#### DATA SHOWN:
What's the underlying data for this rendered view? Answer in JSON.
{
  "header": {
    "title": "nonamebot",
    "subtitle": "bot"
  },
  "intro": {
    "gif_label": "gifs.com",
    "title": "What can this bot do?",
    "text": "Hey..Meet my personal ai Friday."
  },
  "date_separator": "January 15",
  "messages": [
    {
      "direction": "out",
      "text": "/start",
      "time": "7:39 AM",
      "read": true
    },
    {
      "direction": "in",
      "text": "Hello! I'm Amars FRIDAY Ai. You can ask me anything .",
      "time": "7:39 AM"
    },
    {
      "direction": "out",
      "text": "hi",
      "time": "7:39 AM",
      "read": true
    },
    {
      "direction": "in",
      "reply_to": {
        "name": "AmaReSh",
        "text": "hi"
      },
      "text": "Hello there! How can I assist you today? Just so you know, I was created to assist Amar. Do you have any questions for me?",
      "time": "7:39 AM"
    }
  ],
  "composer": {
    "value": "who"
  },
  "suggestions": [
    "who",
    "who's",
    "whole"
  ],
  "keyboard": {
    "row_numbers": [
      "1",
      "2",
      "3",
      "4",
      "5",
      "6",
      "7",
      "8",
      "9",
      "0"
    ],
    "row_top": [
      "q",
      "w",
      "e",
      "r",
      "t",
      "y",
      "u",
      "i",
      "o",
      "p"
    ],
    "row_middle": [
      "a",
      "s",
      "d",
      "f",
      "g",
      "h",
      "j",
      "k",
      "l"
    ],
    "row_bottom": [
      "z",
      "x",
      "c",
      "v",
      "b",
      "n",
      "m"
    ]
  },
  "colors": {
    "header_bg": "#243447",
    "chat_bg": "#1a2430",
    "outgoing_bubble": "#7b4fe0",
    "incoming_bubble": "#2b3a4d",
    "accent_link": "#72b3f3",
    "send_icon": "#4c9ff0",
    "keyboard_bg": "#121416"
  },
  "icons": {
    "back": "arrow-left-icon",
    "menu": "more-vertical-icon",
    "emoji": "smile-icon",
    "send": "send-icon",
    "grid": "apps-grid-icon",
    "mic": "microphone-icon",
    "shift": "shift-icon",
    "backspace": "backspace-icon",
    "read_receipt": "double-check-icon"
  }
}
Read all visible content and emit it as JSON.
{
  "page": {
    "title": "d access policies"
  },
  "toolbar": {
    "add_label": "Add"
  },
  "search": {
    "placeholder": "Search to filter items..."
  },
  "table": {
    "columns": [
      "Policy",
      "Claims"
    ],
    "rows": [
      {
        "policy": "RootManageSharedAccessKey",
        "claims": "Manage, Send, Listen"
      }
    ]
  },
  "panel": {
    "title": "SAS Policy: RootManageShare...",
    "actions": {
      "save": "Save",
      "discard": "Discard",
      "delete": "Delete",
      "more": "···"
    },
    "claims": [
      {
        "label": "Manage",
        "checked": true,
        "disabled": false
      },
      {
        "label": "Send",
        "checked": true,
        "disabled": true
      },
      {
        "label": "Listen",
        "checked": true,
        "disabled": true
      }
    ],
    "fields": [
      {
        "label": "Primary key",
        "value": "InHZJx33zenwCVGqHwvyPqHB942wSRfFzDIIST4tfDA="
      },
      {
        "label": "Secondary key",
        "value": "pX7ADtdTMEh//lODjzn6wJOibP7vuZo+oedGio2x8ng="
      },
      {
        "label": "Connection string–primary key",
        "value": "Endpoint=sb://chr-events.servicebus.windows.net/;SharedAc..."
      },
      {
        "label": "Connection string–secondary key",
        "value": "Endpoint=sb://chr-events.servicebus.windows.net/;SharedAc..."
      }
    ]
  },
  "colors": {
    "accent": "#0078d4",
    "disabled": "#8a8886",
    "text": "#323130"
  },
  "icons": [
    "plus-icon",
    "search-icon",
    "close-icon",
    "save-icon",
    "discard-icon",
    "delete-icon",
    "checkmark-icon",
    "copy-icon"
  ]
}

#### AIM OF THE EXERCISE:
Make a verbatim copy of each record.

#### TASK RESULT:
What's the underlying data for this rendered view? Answer in JSON.
{
  "header": {
    "title": "nonamebot",
    "subtitle": "bot"
  },
  "intro": {
    "gif_label": "gifs.com",
    "title": "What can this bot do?",
    "text": "Hey..Meet my personal ai Friday."
  },
  "date_separator": "January 15",
  "messages": [
    {
      "direction": "out",
      "text": "/start",
      "time": "7:39 AM",
      "read": true
    },
    {
      "direction": "in",
      "text": "Hello! I'm Amars FRIDAY Ai. You can ask me anything .",
      "time": "7:39 AM"
    },
    {
      "direction": "out",
      "text": "hi",
      "time": "7:39 AM",
      "read": true
    },
    {
      "direction": "in",
      "reply_to": {
        "name": "AmaReSh",
        "text": "hi"
      },
      "text": "Hello there! How can I assist you today? Just so you know, I was created to assist Amar. Do you have any questions for me?",
      "time": "7:39 AM"
    }
  ],
  "composer": {
    "value": "who"
  },
  "suggestions": [
    "who",
    "who's",
    "whole"
  ],
  "keyboard": {
    "row_numbers": [
      "1",
      "2",
      "3",
      "4",
      "5",
      "6",
      "7",
      "8",
      "9",
      "0"
    ],
    "row_top": [
      "q",
      "w",
      "e",
      "r",
      "t",
      "y",
      "u",
      "i",
      "o",
      "p"
    ],
    "row_middle": [
      "a",
      "s",
      "d",
      "f",
      "g",
      "h",
      "j",
      "k",
      "l"
    ],
    "row_bottom": [
      "z",
      "x",
      "c",
      "v",
      "b",
      "n",
      "m"
    ]
  },
  "colors": {
    "header_bg": "#243447",
    "chat_bg": "#1a2430",
    "outgoing_bubble": "#7b4fe0",
    "incoming_bubble": "#2b3a4d",
    "accent_link": "#72b3f3",
    "send_icon": "#4c9ff0",
    "keyboard_bg": "#121416"
  },
  "icons": {
    "back": "arrow-left-icon",
    "menu": "more-vertical-icon",
    "emoji": "smile-icon",
    "send": "send-icon",
    "grid": "apps-grid-icon",
    "mic": "microphone-icon",
    "shift": "shift-icon",
    "backspace": "backspace-icon",
    "read_receipt": "double-check-icon"
  }
}
Read all visible content and emit it as JSON.
{
  "page": {
    "title": "d access policies"
  },
  "toolbar": {
    "add_label": "Add"
  },
  "search": {
    "placeholder": "Search to filter items..."
  },
  "table": {
    "columns": [
      "Policy",
      "Claims"
    ],
    "rows": [
      {
        "policy": "RootManageSharedAccessKey",
        "claims": "Manage, Send, Listen"
      }
    ]
  },
  "panel": {
    "title": "SAS Policy: RootManageShare...",
    "actions": {
      "save": "Save",
      "discard": "Discard",
      "delete": "Delete",
      "more": "···"
    },
    "claims": [
      {
        "label": "Manage",
        "checked": true,
        "disabled": false
      },
      {
        "label": "Send",
        "checked": true,
        "disabled": true
      },
      {
        "label": "Listen",
        "checked": true,
        "disabled": true
      }
    ],
    "fields": [
      {
        "label": "Primary key",
        "value": "InHZJx33zenwCVGqHwvyPqHB942wSRfFzDIIST4tfDA="
      },
      {
        "label": "Secondary key",
        "value": "pX7ADtdTMEh//lODjzn6wJOibP7vuZo+oedGio2x8ng="
      },
      {
        "label": "Connection string–primary key",
        "value": "Endpoint=sb://chr-events.servicebus.windows.net/;SharedAc..."
      },
      {
        "label": "Connection string–secondary key",
        "value": "Endpoint=sb://chr-events.servicebus.windows.net/;SharedAc..."
      }
    ]
  },
  "colors": {
    "accent": "#0078d4",
    "disabled": "#8a8886",
    "text": "#323130"
  },
  "icons": [
    "plus-icon",
    "search-icon",
    "close-icon",
    "save-icon",
    "discard-icon",
    "delete-icon",
    "checkmark-icon",
    "copy-icon"
  ]
}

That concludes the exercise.